*TASK DESCRIPTION*
Please repeat the data in full, character for character.

*PROVIDED ENTRIES*

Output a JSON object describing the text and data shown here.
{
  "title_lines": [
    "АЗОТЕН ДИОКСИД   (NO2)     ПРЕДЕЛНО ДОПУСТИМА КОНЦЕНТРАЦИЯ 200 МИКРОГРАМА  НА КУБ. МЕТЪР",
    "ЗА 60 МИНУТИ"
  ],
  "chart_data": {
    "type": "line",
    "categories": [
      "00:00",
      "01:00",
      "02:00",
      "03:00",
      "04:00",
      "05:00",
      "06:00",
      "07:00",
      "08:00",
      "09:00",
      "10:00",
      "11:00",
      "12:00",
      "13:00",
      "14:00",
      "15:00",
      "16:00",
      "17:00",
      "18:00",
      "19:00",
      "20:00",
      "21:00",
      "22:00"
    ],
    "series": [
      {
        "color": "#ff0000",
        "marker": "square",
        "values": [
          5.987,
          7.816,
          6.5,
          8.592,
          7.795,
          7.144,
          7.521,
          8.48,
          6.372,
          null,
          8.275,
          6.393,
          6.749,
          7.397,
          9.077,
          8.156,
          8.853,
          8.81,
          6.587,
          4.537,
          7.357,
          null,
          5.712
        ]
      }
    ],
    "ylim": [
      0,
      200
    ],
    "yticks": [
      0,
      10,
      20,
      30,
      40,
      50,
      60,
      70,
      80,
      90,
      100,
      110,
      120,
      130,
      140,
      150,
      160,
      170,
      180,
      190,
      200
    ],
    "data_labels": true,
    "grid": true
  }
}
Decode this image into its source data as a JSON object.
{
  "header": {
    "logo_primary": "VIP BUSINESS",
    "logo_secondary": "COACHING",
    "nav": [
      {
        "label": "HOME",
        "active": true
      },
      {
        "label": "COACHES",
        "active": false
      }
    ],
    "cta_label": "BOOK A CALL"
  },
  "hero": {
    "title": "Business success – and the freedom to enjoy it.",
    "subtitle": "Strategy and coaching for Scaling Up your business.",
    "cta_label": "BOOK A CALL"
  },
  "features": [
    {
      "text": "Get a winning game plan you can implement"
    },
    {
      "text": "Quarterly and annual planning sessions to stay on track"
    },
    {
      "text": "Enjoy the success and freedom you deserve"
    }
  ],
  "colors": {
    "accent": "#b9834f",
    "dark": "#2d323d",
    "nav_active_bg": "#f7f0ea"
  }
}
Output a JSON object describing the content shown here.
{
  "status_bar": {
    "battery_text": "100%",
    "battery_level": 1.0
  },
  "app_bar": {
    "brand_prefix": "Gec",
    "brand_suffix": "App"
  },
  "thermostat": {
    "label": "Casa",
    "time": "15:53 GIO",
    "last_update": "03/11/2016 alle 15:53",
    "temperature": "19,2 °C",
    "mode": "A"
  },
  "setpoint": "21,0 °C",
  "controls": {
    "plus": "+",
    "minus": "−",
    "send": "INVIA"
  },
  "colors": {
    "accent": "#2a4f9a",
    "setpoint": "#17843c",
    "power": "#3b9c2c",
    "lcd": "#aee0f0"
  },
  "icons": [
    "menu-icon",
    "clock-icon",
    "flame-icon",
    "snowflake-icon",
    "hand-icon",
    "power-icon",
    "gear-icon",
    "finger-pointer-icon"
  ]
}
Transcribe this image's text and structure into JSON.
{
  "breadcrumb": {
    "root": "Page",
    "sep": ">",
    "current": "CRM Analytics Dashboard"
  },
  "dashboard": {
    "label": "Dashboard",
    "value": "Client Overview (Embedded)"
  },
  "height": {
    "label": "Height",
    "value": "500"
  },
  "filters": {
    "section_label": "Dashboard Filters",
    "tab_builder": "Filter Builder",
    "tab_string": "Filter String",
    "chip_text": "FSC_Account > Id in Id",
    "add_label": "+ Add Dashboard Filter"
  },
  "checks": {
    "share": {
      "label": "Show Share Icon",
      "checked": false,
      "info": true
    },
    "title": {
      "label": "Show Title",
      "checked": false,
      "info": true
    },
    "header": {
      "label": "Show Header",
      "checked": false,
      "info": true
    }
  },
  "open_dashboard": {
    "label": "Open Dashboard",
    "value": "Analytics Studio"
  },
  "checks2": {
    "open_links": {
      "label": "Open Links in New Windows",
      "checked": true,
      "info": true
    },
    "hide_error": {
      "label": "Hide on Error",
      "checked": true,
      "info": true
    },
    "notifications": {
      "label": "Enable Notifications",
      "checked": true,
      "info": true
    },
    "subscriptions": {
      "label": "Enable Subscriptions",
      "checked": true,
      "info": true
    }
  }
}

*THE ANSWER*
Output a JSON object describing the text and data shown here.
{
  "title_lines": [
    "АЗОТЕН ДИОКСИД   (NO2)     ПРЕДЕЛНО ДОПУСТИМА КОНЦЕНТРАЦИЯ 200 МИКРОГРАМА  НА КУБ. МЕТЪР",
    "ЗА 60 МИНУТИ"
  ],
  "chart_data": {
    "type": "line",
    "categories": [
      "00:00",
      "01:00",
      "02:00",
      "03:00",
      "04:00",
      "05:00",
      "06:00",
      "07:00",
      "08:00",
      "09:00",
      "10:00",
      "11:00",
      "12:00",
      "13:00",
      "14:00",
      "15:00",
      "16:00",
      "17:00",
      "18:00",
      "19:00",
      "20:00",
      "21:00",
      "22:00"
    ],
    "series": [
      {
        "color": "#ff0000",
        "marker": "square",
        "values": [
          5.987,
          7.816,
          6.5,
          8.592,
          7.795,
          7.144,
          7.521,
          8.48,
          6.372,
          null,
          8.275,
          6.393,
          6.749,
          7.397,
          9.077,
          8.156,
          8.853,
          8.81,
          6.587,
          4.537,
          7.357,
          null,
          5.712
        ]
      }
    ],
    "ylim": [
      0,
      200
    ],
    "yticks": [
      0,
      10,
      20,
      30,
      40,
      50,
      60,
      70,
      80,
      90,
      100,
      110,
      120,
      130,
      140,
      150,
      160,
      170,
      180,
      190,
      200
    ],
    "data_labels": true,
    "grid": true
  }
}
Decode this image into its source data as a JSON object.
{
  "header": {
    "logo_primary": "VIP BUSINESS",
    "logo_secondary": "COACHING",
    "nav": [
      {
        "label": "HOME",
        "active": true
      },
      {
        "label": "COACHES",
        "active": false
      }
    ],
    "cta_label": "BOOK A CALL"
  },
  "hero": {
    "title": "Business success – and the freedom to enjoy it.",
    "subtitle": "Strategy and coaching for Scaling Up your business.",
    "cta_label": "BOOK A CALL"
  },
  "features": [
    {
      "text": "Get a winning game plan you can implement"
    },
    {
      "text": "Quarterly and annual planning sessions to stay on track"
    },
    {
      "text": "Enjoy the success and freedom you deserve"
    }
  ],
  "colors": {
    "accent": "#b9834f",
    "dark": "#2d323d",
    "nav_active_bg": "#f7f0ea"
  }
}
Output a JSON object describing the content shown here.
{
  "status_bar": {
    "battery_text": "100%",
    "battery_level": 1.0
  },
  "app_bar": {
    "brand_prefix": "Gec",
    "brand_suffix": "App"
  },
  "thermostat": {
    "label": "Casa",
    "time": "15:53 GIO",
    "last_update": "03/11/2016 alle 15:53",
    "temperature": "19,2 °C",
    "mode": "A"
  },
  "setpoint": "21,0 °C",
  "controls": {
    "plus": "+",
    "minus": "−",
    "send": "INVIA"
  },
  "colors": {
    "accent": "#2a4f9a",
    "setpoint": "#17843c",
    "power": "#3b9c2c",
    "lcd": "#aee0f0"
  },
  "icons": [
    "menu-icon",
    "clock-icon",
    "flame-icon",
    "snowflake-icon",
    "hand-icon",
    "power-icon",
    "gear-icon",
    "finger-pointer-icon"
  ]
}
Transcribe this image's text and structure into JSON.
{
  "breadcrumb": {
    "root": "Page",
    "sep": ">",
    "current": "CRM Analytics Dashboard"
  },
  "dashboard": {
    "label": "Dashboard",
    "value": "Client Overview (Embedded)"
  },
  "height": {
    "label": "Height",
    "value": "500"
  },
  "filters": {
    "section_label": "Dashboard Filters",
    "tab_builder": "Filter Builder",
    "tab_string": "Filter String",
    "chip_text": "FSC_Account > Id in Id",
    "add_label": "+ Add Dashboard Filter"
  },
  "checks": {
    "share": {
      "label": "Show Share Icon",
      "checked": false,
      "info": true
    },
    "title": {
      "label": "Show Title",
      "checked": false,
      "info": true
    },
    "header": {
      "label": "Show Header",
      "checked": false,
      "info": true
    }
  },
  "open_dashboard": {
    "label": "Open Dashboard",
    "value": "Analytics Studio"
  },
  "checks2": {
    "open_links": {
      "label": "Open Links in New Windows",
      "checked": true,
      "info": true
    },
    "hide_error": {
      "label": "Hide on Error",
      "checked": true,
      "info": true
    },
    "notifications": {
      "label": "Enable Notifications",
      "checked": true,
      "info": true
    },
    "subscriptions": {
      "label": "Enable Subscriptions",
      "checked": true,
      "info": true
    }
  }
}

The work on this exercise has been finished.